Professional Tennis Players Are Wasting Our Time
The longest tennis match in the sport's professional history was 11 hours and five minutes long. The time John Isner and Nicolas Mahut actually spent playing tennis on that occasion, according to The Wall Street Journal's calculations, came to a little under two hours. Hmmm, those marathon matches now seem a little less impressive, right?
The longest tennis match in the sport's professional history was 11 hours and five minutes long. Yet the time John Isner and Nicolas Mahut actually spent playing tennis on that occasion, according to The Wall Street Journal's calculations, came to a little under two hours. Hmmm, those marathon matches now seem a little less impressive, right?

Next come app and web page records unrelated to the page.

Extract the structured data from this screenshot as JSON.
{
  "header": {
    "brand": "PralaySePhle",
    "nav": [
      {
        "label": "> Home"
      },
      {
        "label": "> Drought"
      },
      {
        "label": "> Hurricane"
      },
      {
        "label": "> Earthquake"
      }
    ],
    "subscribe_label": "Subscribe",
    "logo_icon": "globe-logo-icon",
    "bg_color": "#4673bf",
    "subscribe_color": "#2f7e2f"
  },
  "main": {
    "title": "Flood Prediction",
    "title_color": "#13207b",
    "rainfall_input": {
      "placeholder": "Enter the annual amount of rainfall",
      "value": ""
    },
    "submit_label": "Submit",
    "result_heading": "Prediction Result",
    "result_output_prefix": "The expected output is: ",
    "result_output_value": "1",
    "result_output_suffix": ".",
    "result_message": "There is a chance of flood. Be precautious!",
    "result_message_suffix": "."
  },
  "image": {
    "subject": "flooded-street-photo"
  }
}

Having done a little number-crunching, The Journal found that the average "active" playing time during tennis matches clocks in at 17.5 percent of the official match time.
Case in point: Andy Murray's almost-three hour, second round match against Leonardo Mayer. "It lasted two hours and 41 minutes—three minutes shorter than the average men's singles match at last year's U.S. Open. Mayer and Murray actively played for 26 minutes and 29 seconds, or 16.4% of the time," The Journal reported.
That doesn't entirely make tennis a waste of time. The Journal does explain that although tennis's "active" action times look somewhat puny on paper, the sport still offers more action than baseball, which features only 18 minutes of action in a three-hour broadcast, and football, which offers only 11 minutes of play in a 185-minute broadcast.
The majority of time spent is eaten up by timed changeovers (the commercial breaks) during odd-numbered service games (i.e., at scores like 2-1, 3-2, and 4-3) and the time spent after points—professional players, according to the official rules, have 25 seconds in between points to catch their breath. However, players don't really pay attention to that time limit, and chair umpires hardly enforce it. A rally could last 15 seconds — or less than one (if someone throws down an ace). Given that fact, the time between points can start to outnumber the time spent playing quite quickly.
There's one thing that the time violators have in common: a majority of the players who violate these rules (there are always exceptions) employ defensive games that allow for longer rallies and, often, more exciting points (e.g. Nadal, Novak Djokovic, Andy Murray) — and perhaps that's why they need more time in between points.
Anyway, without further ado: here are the highest-ranked, worst time offenders on the circuit today:
Average Time Between Points: 30 seconds.
How He Kills the Time: Butt-picking. It's gross, but it seems like a ritual habit for the king of the French Open.
But seriously, here is a side-by-side comparison of Federer and Nadal's time between points. Notice how Federer can complete about three points in the same amount of time that Nadal takes between two points.
Average Time Between Points: 33 seconds
How He Kills the Time: Djokovic, although much better than he used to be, has a reputation for being a notorious ball bouncer. That involves milking the clock on big points by bouncing the ball more times than usual before serving.
Juan Martin del Potro
Average Time Between Points: Unclocked.
How He Kills The Time: Staring at the ground. Also, arguing about time warnings:
Average Time Between Points: We feel bad for the poor soul who has to time this.
How She Kills the Time: Clenching her left fist. Looking at strings. Not looking at opponents. Fixing hair. Skipping. Bouncing. Staring.